**TASK OBJECTIVE**. Across the listing, tally the lines in which the word "Thurs" occurs, then report the tally alone.

*** Opening of DATA EXTRACTS ***

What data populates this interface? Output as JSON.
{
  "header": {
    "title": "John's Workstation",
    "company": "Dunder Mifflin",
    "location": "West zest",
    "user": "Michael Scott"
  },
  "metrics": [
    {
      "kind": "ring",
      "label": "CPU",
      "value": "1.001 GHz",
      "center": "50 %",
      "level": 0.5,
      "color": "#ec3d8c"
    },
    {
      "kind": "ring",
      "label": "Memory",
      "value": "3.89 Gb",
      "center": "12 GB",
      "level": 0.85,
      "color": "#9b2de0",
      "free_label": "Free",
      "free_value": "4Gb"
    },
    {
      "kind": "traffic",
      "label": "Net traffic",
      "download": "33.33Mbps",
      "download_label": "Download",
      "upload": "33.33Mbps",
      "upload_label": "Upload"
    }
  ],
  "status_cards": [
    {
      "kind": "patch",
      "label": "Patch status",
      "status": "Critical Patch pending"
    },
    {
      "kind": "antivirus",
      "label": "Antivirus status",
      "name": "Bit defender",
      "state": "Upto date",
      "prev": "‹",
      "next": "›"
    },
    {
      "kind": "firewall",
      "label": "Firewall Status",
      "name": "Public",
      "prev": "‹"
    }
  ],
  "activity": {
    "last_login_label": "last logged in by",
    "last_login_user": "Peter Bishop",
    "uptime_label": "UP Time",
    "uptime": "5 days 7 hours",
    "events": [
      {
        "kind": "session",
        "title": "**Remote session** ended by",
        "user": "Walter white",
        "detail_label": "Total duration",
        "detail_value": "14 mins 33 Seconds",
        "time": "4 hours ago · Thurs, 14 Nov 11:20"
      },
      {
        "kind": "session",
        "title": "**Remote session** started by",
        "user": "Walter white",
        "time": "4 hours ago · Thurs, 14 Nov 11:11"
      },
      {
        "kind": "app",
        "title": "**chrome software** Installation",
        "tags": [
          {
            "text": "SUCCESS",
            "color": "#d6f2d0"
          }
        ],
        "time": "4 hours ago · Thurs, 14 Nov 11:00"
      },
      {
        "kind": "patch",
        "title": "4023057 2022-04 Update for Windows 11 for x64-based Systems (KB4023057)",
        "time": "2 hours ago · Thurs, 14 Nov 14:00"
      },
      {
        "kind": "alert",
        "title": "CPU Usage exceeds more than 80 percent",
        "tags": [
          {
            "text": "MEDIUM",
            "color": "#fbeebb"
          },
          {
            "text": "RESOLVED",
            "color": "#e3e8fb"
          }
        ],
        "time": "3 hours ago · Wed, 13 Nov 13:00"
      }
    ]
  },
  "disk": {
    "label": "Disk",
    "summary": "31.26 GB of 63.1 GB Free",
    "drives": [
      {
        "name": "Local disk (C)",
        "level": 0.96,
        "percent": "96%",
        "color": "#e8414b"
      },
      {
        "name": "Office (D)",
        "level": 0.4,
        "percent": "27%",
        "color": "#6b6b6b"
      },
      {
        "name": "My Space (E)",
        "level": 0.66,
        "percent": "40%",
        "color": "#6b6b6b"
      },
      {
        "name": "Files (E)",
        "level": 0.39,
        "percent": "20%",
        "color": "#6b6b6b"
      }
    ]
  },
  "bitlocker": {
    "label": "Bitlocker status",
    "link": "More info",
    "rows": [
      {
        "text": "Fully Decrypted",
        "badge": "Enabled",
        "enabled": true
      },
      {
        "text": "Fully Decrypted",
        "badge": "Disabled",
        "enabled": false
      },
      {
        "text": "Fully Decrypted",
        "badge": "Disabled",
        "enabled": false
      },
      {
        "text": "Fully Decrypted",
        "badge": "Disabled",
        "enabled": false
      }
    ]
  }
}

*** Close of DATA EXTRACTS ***

**WRITTEN REPLY**. 4